- _What the task requires_:
Search the material below for "username" and copy every line where it occurs.

- _Data for this task_:

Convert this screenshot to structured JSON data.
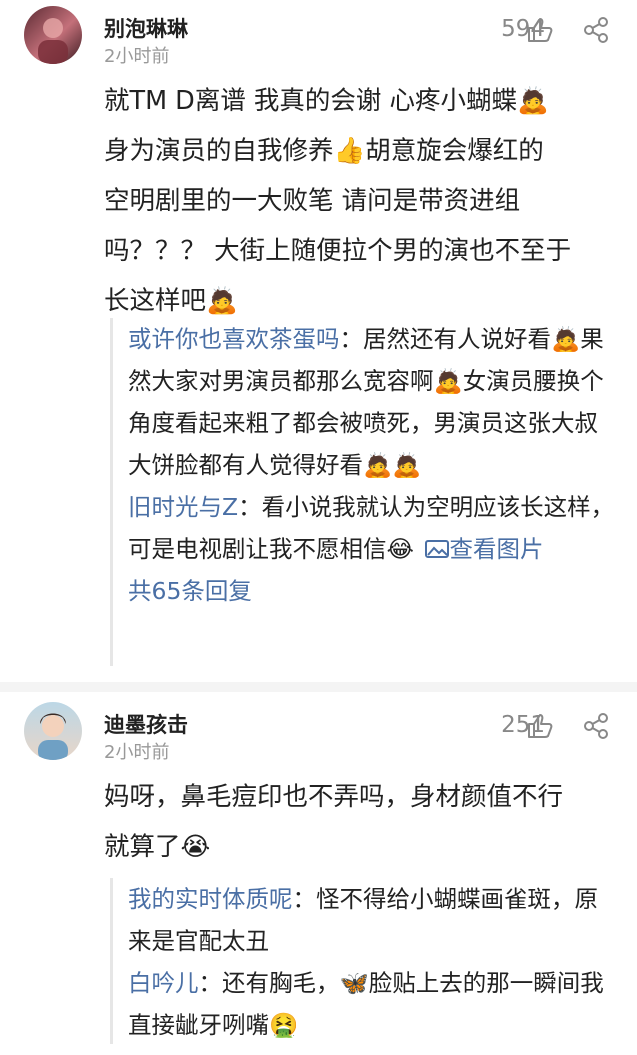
{
  "comments": [
    {
      "username": "别泡琳琳",
      "time": "2小时前",
      "likes": "594",
      "text_lines": [
        "就TM D离谱 我真的会谢 心疼小蝴蝶🙇",
        "身为演员的自我修养👍胡意旋会爆红的",
        "空明剧里的一大败笔 请问是带资进组",
        "吗？？？ 大街上随便拉个男的演也不至于",
        "长这样吧🙇"
      ],
      "replies": [
        {
          "name": "或许你也喜欢茶蛋吗",
          "text": "：居然还有人说好看🙇果然大家对男演员都那么宽容啊🙇女演员腰换个角度看起来粗了都会被喷死，男演员这张大叔大饼脸都有人觉得好看🙇🙇"
        },
        {
          "name": "旧时光与Z",
          "text": "：看小说我就认为空明应该长这样，可是电视剧让我不愿相信😂",
          "link": "查看图片"
        }
      ],
      "reply_count": "共65条回复"
    },
    {
      "username": "迪墨孩击",
      "time": "2小时前",
      "likes": "251",
      "text_lines": [
        "妈呀，鼻毛痘印也不弄吗，身材颜值不行",
        "就算了😭"
      ],
      "replies": [
        {
          "name": "我的实时体质呢",
          "text": "：怪不得给小蝴蝶画雀斑，原来是官配太丑"
        },
        {
          "name": "白吟儿",
          "text": "：还有胸毛，🦋脸贴上去的那一瞬间我直接龇牙咧嘴🤮"
        }
      ]
    }
  ],
  "icons": {
    "like": "thumbs-up-icon",
    "share": "share-icon",
    "image": "image-icon"
  },
  "colors": {
    "link": "#4a6fa5",
    "username": "#222222",
    "meta": "#999999"
  }
}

- _Written solution_:
      "username": "别泡琳琳",
      "username": "迪墨孩击",
    "username": "#222222",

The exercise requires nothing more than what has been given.